ASSIGNED TASK
Write the listing out once more, identical to the original but without pictures.

MATERIAL PROVIDED
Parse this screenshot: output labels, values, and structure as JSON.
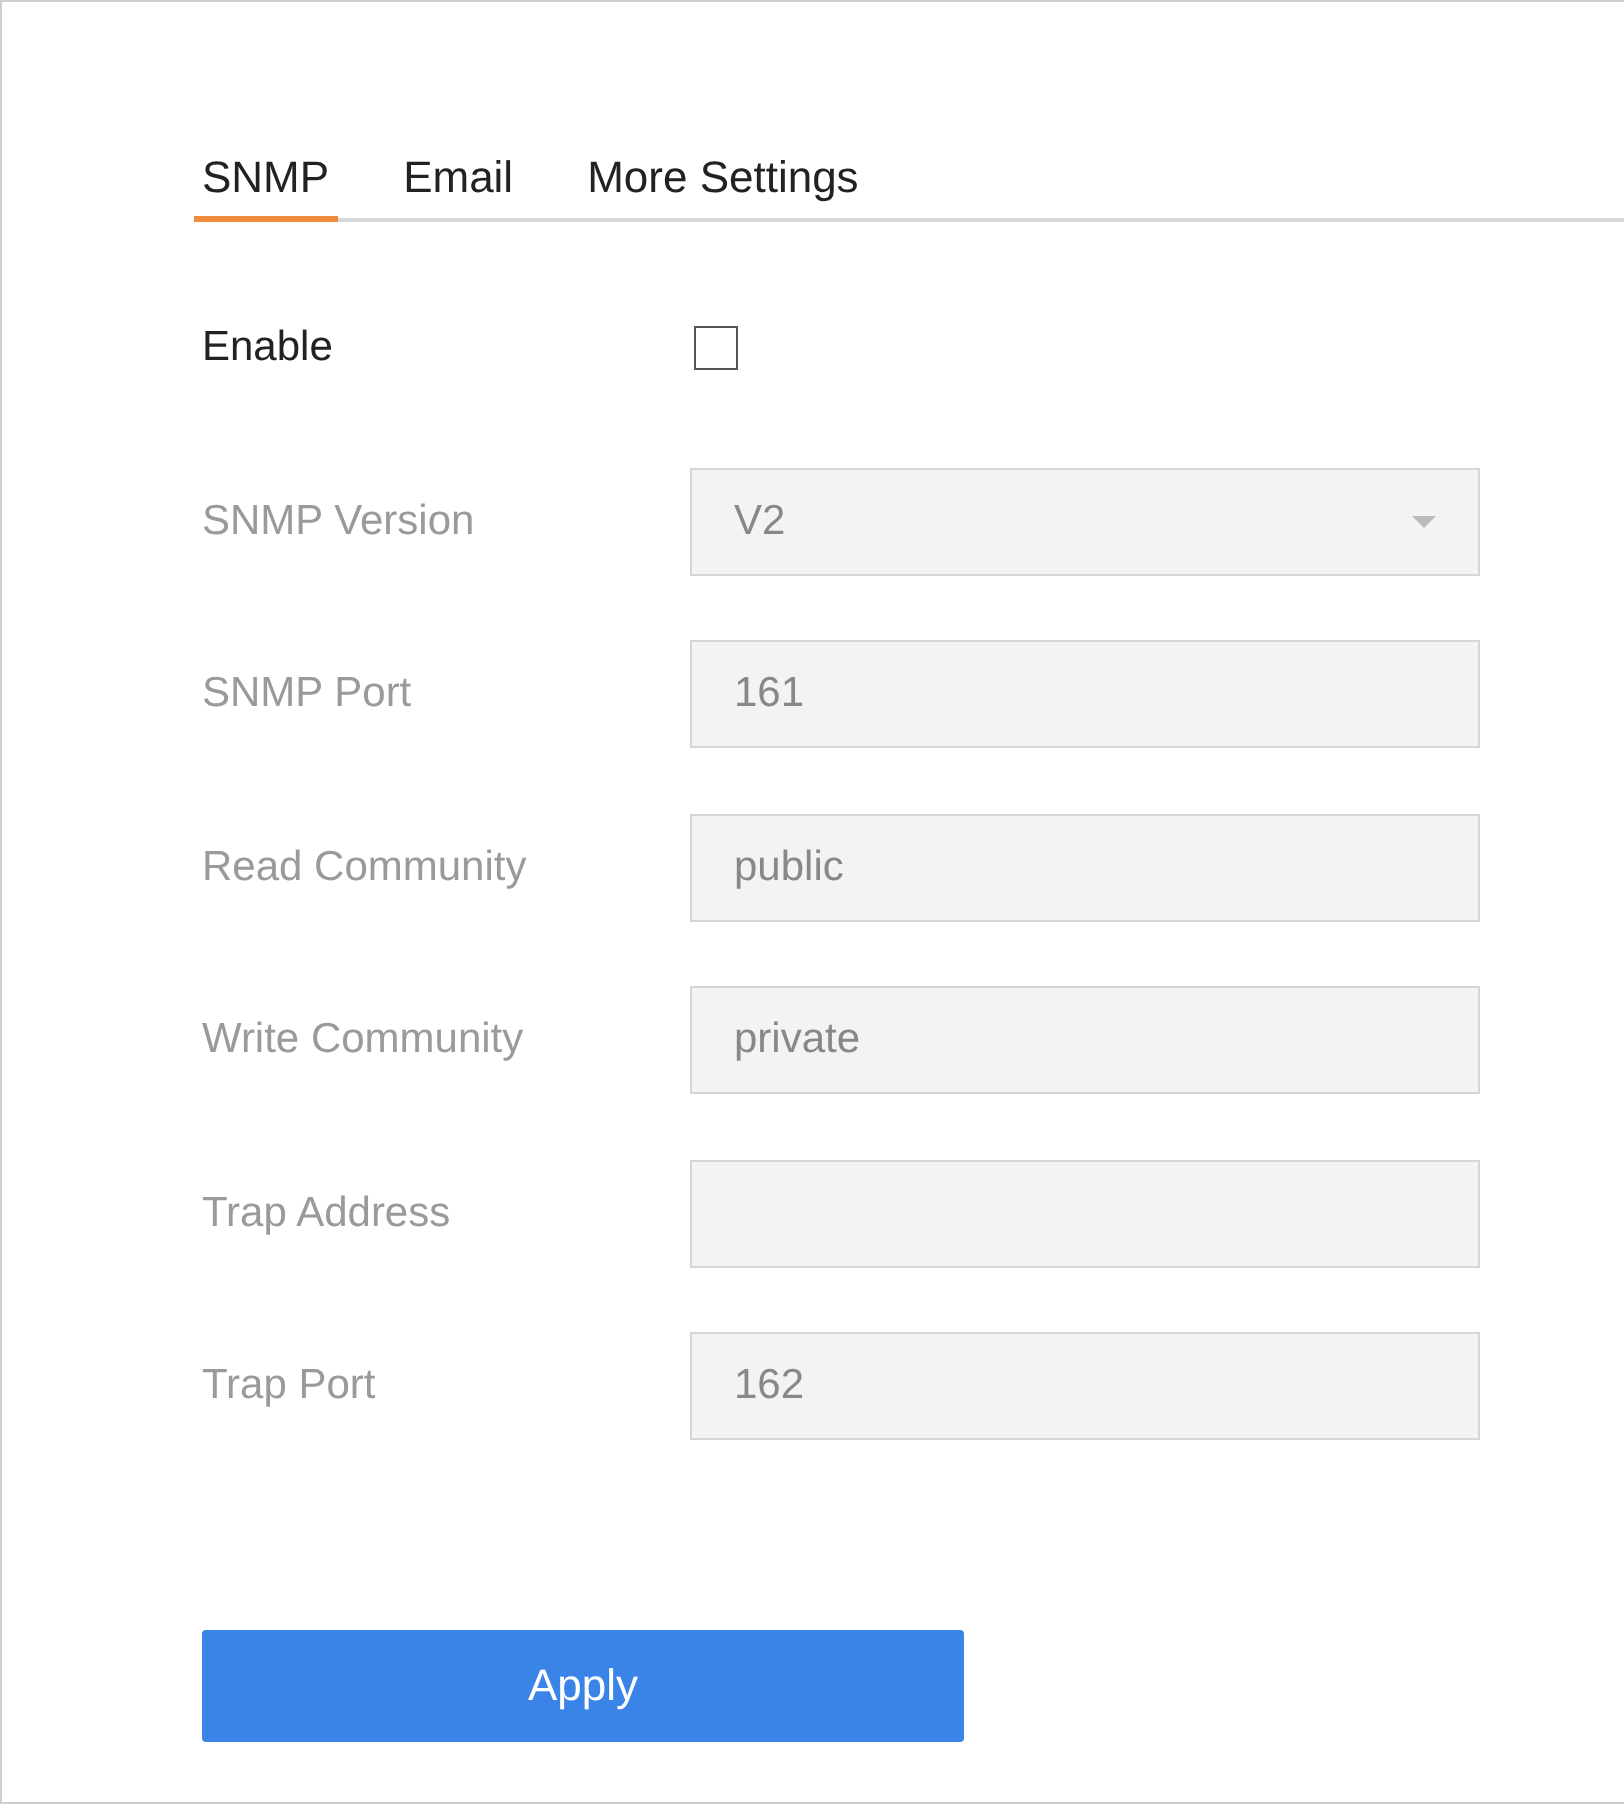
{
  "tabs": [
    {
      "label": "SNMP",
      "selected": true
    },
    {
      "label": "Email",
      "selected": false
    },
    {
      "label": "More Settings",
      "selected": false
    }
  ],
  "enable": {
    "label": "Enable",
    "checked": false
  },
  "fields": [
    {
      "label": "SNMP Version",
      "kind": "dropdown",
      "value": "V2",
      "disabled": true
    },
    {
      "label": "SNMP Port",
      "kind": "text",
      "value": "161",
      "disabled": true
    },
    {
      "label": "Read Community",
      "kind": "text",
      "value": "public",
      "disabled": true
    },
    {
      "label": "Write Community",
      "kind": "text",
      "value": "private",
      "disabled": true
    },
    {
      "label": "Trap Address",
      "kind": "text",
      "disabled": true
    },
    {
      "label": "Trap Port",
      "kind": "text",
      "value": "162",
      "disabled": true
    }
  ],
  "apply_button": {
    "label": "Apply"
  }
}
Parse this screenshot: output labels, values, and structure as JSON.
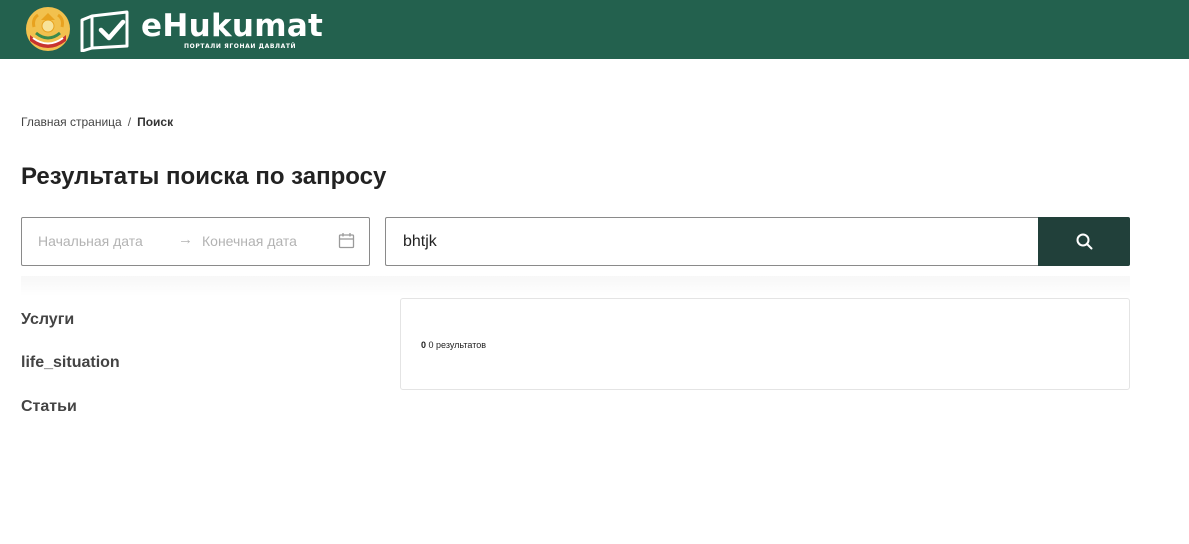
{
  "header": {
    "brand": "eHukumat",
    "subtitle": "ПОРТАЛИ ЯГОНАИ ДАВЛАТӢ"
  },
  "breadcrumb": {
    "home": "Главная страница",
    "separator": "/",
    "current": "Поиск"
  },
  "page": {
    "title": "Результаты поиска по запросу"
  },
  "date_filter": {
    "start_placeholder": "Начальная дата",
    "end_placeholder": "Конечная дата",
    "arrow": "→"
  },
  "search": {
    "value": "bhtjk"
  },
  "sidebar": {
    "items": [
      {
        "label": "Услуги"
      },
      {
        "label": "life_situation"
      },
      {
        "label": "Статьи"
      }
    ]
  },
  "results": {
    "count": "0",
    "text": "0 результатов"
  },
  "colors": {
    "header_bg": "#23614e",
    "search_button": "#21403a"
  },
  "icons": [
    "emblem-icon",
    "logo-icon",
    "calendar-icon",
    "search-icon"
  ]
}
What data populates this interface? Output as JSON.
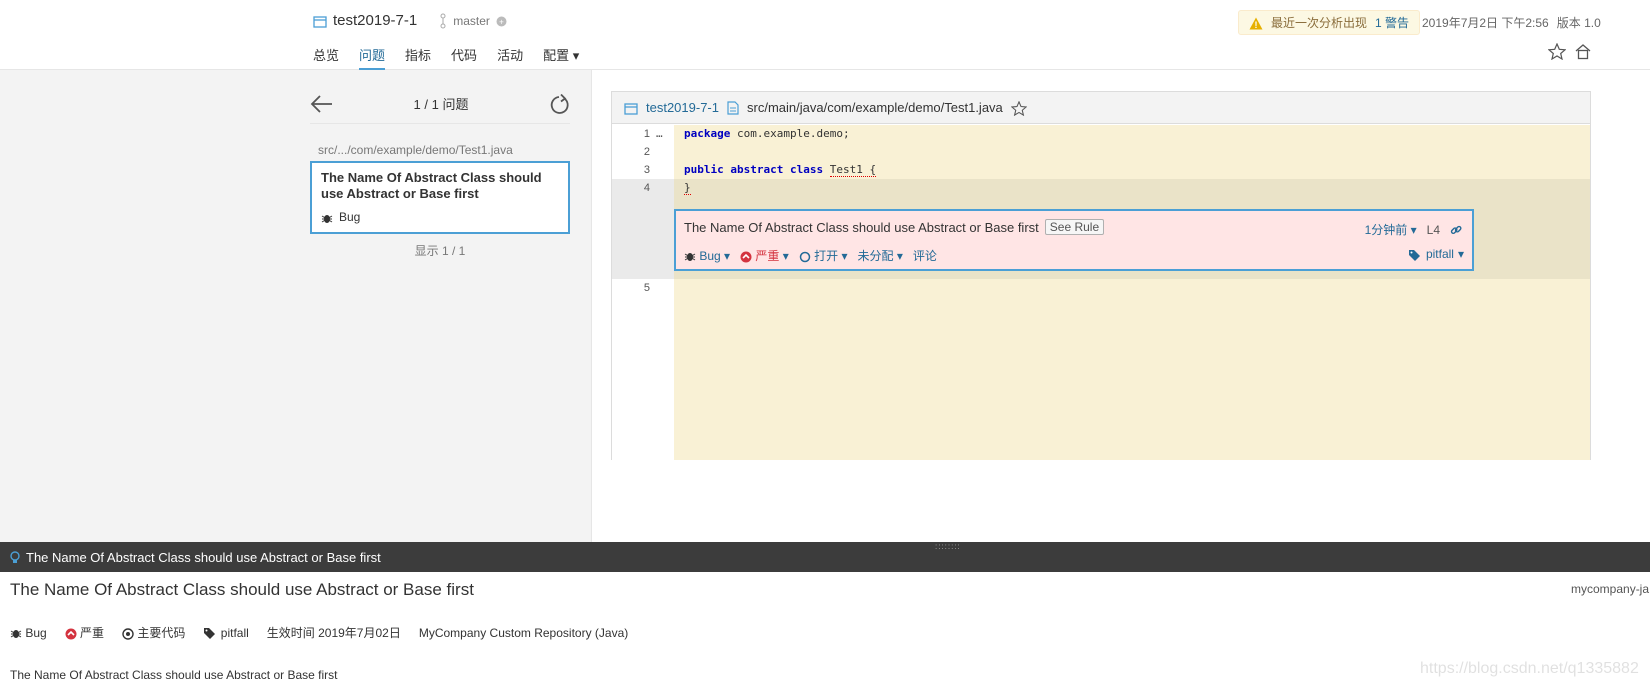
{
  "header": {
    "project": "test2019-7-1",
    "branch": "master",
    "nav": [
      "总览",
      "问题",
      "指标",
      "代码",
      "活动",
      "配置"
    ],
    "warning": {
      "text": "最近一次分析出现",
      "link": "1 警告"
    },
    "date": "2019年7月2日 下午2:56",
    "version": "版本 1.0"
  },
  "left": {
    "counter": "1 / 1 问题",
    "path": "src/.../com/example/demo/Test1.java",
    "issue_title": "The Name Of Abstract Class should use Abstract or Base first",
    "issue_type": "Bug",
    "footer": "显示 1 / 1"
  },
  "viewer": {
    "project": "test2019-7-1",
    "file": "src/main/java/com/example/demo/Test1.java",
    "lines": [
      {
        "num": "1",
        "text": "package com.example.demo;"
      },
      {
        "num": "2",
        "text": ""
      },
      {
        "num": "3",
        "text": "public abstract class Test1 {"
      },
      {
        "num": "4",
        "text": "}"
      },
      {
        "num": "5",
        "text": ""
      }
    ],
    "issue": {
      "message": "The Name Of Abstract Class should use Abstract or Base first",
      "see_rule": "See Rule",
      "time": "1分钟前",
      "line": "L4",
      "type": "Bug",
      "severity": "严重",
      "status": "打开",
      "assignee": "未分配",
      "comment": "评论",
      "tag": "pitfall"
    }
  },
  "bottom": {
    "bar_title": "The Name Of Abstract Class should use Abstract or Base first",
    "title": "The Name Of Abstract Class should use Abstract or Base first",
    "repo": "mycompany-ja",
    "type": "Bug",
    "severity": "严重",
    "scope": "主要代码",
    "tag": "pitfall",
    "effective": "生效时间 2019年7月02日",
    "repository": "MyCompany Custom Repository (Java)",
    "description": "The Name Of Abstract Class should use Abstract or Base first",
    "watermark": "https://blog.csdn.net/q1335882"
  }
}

RESPONSE TO THIS EXERCISE
Parse this screenshot: output labels, values, and structure as JSON.
{
  "tabs": [
    {
      "label": "SNMP",
      "selected": true
    },
    {
      "label": "Email",
      "selected": false
    },
    {
      "label": "More Settings",
      "selected": false
    }
  ],
  "enable": {
    "label": "Enable",
    "checked": false
  },
  "fields": [
    {
      "label": "SNMP Version",
      "kind": "dropdown",
      "value": "V2",
      "disabled": true
    },
    {
      "label": "SNMP Port",
      "kind": "text",
      "value": "161",
      "disabled": true
    },
    {
      "label": "Read Community",
      "kind": "text",
      "value": "public",
      "disabled": true
    },
    {
      "label": "Write Community",
      "kind": "text",
      "value": "private",
      "disabled": true
    },
    {
      "label": "Trap Address",
      "kind": "text",
      "disabled": true
    },
    {
      "label": "Trap Port",
      "kind": "text",
      "value": "162",
      "disabled": true
    }
  ],
  "apply_button": {
    "label": "Apply"
  }
}
Parse this screenshot: output labels, values, and structure as JSON.
{
  "header": {
    "brand": "eHukumat",
    "subtitle": "ПОРТАЛИ ЯГОНАИ ДАВЛАТӢ"
  },
  "breadcrumb": {
    "home": "Главная страница",
    "separator": "/",
    "current": "Поиск"
  },
  "page": {
    "title": "Результаты поиска по запросу"
  },
  "date_filter": {
    "start_placeholder": "Начальная дата",
    "end_placeholder": "Конечная дата",
    "arrow": "→"
  },
  "search": {
    "value": "bhtjk"
  },
  "sidebar": {
    "items": [
      {
        "label": "Услуги"
      },
      {
        "label": "life_situation"
      },
      {
        "label": "Статьи"
      }
    ]
  },
  "results": {
    "count": "0",
    "text": "0 результатов"
  },
  "colors": {
    "header_bg": "#23614e",
    "search_button": "#21403a"
  },
  "icons": [
    "emblem-icon",
    "logo-icon",
    "calendar-icon",
    "search-icon"
  ]
}
What data populates this interface? Output as JSON.
{
  "header": {
    "project": "test2019-7-1",
    "branch": "master",
    "nav": [
      "总览",
      "问题",
      "指标",
      "代码",
      "活动",
      "配置"
    ],
    "warning": {
      "text": "最近一次分析出现",
      "link": "1 警告"
    },
    "date": "2019年7月2日 下午2:56",
    "version": "版本 1.0"
  },
  "left": {
    "counter": "1 / 1 问题",
    "path": "src/.../com/example/demo/Test1.java",
    "issue_title": "The Name Of Abstract Class should use Abstract or Base first",
    "issue_type": "Bug",
    "footer": "显示 1 / 1"
  },
  "viewer": {
    "project": "test2019-7-1",
    "file": "src/main/java/com/example/demo/Test1.java",
    "lines": [
      {
        "num": "1",
        "text": "package com.example.demo;"
      },
      {
        "num": "2",
        "text": ""
      },
      {
        "num": "3",
        "text": "public abstract class Test1 {"
      },
      {
        "num": "4",
        "text": "}"
      },
      {
        "num": "5",
        "text": ""
      }
    ],
    "issue": {
      "message": "The Name Of Abstract Class should use Abstract or Base first",
      "see_rule": "See Rule",
      "time": "1分钟前",
      "line": "L4",
      "type": "Bug",
      "severity": "严重",
      "status": "打开",
      "assignee": "未分配",
      "comment": "评论",
      "tag": "pitfall"
    }
  },
  "bottom": {
    "bar_title": "The Name Of Abstract Class should use Abstract or Base first",
    "title": "The Name Of Abstract Class should use Abstract or Base first",
    "repo": "mycompany-ja",
    "type": "Bug",
    "severity": "严重",
    "scope": "主要代码",
    "tag": "pitfall",
    "effective": "生效时间 2019年7月02日",
    "repository": "MyCompany Custom Repository (Java)",
    "description": "The Name Of Abstract Class should use Abstract or Base first",
    "watermark": "https://blog.csdn.net/q1335882"
  }
}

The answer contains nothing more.